Local DUI attorney and Tea Party Nation founder Judson Phillips directed his ire at the United Methodist Church Sunday when he saw a sign in front of its Washington, D.C., building that read "Pass the DREAM Act." Phillips simply could not reconcile the measure — which would provide a path to citizenship for undocumented immigrants who were brought to the United States as children if they have clean records and a college degree or two years in the military — with traditional Christian values. Compassion was not Jesus' thing, right?
Wrong. And the United Methodist Church is having none of it. Bill Medford, director of civil and human rights for the United Methodist Church General Board of Church and Society, said:
Our support of the DREAM Act is in alignment with the principles of support for immigration reform found in our resolutions passed by the General Conference. More importantly, many United Methodists throughout the country are immigrants themselves or are in close, intimate relationships with immigrants through outreach and service. And from the positions of these close relationships modeled to us first and foremost by Jesus whose birth we celebrate this week, we advocate for humane and workable solutions to a badly broken immigration system.
Bishop Minerva Carcano of the Desert Southwest Conference of the United Methodist Church had the following reaction:
I am proud of the fact that our United Methodist Church stands for justice for all of God's children in the name of Jesus Christ, and I consider it a moral calling to stand up for young immigrants who deserve the opportunities that the DREAM Act would provide. Mr. Phillips' visceral attacks in response to this advocacy, by contrast, reflect neither American values nor the Christian faith. But as a committed Christian and United Methodist who follows Jesus, I am committed to praying for Mr. Phillips. Even while he may dream of the demise of the United Methodist Church, I will pray for abundant life for him, for that is the Christian way.
So there you have it in measured, turn-the-other-cheek style, in sharp contrast to Phillips' spittle-flecked "socialist"/"socialism" rant.
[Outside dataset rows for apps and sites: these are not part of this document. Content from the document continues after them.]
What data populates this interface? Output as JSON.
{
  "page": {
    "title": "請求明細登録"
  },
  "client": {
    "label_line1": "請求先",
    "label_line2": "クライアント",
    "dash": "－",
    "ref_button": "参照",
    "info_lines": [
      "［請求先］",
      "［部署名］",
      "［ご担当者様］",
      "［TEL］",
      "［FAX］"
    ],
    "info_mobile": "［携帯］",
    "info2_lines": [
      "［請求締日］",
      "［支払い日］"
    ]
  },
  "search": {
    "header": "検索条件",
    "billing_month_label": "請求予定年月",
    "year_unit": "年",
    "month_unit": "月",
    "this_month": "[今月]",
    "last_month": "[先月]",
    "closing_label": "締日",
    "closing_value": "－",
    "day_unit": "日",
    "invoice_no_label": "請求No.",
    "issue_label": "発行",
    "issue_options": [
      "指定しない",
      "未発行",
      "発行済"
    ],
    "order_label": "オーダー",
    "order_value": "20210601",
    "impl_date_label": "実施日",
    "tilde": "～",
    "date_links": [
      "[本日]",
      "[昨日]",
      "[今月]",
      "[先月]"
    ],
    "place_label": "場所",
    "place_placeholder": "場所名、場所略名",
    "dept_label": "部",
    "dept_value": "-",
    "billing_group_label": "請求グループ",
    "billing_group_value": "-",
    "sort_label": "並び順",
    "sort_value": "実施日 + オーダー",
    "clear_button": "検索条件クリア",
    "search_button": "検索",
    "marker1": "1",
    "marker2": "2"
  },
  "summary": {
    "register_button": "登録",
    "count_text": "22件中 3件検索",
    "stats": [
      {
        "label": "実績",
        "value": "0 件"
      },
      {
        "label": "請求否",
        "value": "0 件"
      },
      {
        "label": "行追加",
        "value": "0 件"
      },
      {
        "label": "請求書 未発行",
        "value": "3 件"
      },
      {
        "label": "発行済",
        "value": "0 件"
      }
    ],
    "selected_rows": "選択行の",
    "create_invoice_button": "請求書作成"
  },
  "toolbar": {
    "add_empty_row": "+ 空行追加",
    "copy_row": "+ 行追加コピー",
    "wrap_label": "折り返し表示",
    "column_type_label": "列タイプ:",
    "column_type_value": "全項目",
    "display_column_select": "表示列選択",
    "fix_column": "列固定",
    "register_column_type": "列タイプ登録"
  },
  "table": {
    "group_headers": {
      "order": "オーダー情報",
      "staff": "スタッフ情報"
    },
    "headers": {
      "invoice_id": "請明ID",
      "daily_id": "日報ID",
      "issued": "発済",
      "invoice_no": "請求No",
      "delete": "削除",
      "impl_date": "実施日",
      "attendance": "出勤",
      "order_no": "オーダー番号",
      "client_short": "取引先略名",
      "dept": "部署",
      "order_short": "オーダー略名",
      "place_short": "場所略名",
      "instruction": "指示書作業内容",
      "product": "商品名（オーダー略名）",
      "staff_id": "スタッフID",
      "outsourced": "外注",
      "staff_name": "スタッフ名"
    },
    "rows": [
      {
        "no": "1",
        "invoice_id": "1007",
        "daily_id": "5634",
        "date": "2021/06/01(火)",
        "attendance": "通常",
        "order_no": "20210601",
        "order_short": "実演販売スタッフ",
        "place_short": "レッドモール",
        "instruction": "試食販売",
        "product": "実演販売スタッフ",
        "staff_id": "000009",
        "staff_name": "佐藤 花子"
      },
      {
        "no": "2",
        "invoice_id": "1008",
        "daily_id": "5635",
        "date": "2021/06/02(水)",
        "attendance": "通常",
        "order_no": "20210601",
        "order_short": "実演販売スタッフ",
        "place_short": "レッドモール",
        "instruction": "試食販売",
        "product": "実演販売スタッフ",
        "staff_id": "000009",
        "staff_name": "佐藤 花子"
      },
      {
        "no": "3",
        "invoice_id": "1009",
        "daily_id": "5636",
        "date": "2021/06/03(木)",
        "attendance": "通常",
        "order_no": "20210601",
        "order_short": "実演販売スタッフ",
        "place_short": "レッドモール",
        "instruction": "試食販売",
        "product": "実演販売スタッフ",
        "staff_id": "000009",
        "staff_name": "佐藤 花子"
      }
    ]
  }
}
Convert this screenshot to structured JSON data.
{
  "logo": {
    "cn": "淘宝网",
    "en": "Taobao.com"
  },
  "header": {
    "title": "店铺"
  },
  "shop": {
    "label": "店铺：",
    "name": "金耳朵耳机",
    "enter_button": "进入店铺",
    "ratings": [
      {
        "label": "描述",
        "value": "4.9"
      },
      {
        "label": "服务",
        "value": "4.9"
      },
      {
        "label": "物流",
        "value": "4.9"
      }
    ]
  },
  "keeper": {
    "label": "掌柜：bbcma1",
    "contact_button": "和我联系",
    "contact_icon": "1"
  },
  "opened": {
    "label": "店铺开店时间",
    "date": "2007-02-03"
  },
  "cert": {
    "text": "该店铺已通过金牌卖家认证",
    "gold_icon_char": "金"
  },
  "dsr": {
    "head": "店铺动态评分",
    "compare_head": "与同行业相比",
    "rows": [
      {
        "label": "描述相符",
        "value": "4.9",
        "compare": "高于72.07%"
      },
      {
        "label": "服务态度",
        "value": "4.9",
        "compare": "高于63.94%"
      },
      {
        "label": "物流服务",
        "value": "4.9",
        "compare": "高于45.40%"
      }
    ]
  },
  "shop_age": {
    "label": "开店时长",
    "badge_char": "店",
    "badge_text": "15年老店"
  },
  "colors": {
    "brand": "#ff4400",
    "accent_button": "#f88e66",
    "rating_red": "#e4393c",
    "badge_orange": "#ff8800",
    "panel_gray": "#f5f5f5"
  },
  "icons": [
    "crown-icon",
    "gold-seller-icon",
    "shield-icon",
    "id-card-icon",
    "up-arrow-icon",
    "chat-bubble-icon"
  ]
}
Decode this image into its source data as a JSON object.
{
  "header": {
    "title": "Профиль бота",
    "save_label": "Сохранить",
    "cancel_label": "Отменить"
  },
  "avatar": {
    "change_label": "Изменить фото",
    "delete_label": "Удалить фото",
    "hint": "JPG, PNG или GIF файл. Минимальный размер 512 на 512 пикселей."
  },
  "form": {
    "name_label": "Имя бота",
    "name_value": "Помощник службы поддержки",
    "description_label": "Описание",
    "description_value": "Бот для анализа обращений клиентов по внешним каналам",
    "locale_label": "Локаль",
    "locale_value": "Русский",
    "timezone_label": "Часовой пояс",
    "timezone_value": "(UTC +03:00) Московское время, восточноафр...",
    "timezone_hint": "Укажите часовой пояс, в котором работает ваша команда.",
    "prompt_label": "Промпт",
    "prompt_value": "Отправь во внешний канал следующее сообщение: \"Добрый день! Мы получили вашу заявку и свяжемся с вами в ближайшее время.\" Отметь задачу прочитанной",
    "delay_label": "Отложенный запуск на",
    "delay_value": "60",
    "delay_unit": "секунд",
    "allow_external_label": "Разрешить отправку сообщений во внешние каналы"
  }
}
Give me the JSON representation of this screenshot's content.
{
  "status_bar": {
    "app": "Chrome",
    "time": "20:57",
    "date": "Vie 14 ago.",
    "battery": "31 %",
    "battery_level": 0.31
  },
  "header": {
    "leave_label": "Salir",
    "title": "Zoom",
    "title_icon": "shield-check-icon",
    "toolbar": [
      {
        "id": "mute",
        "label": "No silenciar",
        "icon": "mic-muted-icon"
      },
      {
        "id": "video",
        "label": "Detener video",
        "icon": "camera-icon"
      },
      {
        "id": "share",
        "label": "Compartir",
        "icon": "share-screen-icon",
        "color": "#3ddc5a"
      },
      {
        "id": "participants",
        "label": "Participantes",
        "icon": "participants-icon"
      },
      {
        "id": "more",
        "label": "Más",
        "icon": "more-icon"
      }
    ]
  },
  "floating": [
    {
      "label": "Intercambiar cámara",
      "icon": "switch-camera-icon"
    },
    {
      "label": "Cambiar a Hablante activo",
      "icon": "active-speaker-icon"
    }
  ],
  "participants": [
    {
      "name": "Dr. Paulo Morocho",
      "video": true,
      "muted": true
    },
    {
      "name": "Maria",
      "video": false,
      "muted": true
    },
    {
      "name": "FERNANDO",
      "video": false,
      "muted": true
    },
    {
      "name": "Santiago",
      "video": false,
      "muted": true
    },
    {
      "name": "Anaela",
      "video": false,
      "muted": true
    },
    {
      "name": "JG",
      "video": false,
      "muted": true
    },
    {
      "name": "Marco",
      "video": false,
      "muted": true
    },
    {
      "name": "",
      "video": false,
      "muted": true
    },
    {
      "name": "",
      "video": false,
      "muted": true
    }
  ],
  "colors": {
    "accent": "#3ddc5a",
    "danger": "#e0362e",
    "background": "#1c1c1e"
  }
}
And the winner is....
By the way, why can't we have more high-profile, compassionate, reasonable Christians here in Tennessee? Instead, we make do with convicted murderers who preach intolerance and hate.